Data records below:

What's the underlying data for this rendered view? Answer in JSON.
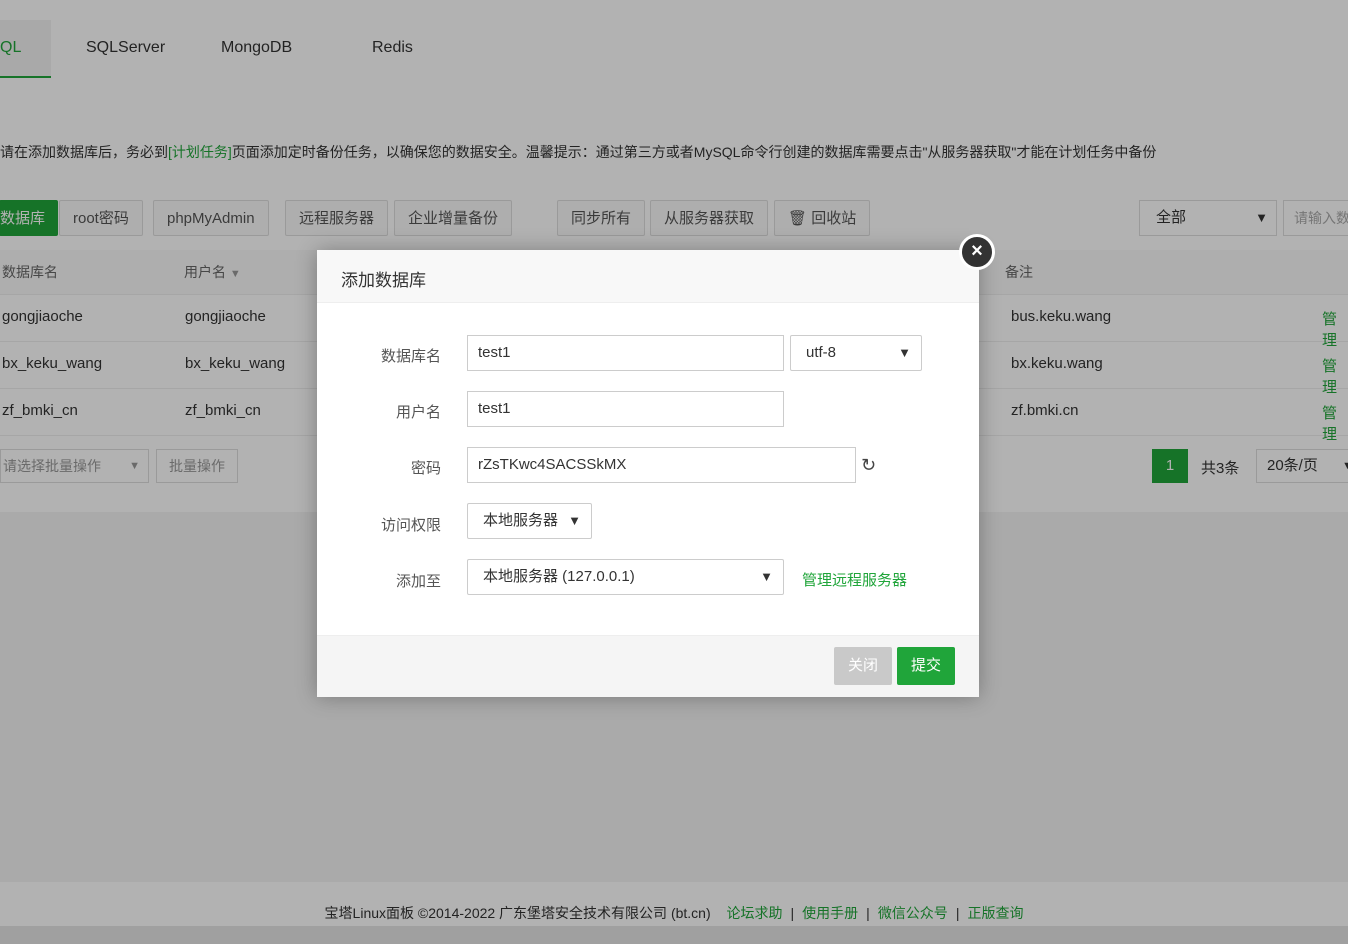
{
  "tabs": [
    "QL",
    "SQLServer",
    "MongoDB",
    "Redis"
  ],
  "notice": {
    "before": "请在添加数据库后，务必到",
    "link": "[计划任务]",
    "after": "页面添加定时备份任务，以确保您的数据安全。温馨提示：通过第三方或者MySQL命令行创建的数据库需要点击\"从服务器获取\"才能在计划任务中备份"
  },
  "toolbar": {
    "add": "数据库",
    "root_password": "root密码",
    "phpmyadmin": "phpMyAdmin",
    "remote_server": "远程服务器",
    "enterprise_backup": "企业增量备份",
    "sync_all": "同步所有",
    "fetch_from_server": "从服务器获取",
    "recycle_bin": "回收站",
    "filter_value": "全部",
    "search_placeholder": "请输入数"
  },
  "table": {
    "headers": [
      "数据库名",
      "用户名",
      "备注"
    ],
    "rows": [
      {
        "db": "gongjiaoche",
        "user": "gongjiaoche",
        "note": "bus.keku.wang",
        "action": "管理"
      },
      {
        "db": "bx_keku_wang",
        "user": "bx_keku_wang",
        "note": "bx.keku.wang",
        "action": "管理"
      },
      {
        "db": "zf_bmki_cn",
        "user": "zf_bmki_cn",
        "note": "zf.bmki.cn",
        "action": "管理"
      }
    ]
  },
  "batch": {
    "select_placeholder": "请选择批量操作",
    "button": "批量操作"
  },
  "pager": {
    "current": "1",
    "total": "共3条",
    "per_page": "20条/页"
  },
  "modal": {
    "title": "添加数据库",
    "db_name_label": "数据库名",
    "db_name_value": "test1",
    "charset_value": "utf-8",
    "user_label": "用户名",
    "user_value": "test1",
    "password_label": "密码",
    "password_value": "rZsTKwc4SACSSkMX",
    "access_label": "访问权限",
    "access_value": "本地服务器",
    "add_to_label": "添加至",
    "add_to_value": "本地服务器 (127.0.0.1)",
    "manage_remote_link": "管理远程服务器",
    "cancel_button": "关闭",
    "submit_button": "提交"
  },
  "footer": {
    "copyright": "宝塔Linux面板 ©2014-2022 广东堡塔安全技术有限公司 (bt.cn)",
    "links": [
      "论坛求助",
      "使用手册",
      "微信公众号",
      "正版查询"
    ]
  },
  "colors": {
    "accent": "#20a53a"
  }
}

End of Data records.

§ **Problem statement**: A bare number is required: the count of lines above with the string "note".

§ **Reply**: 3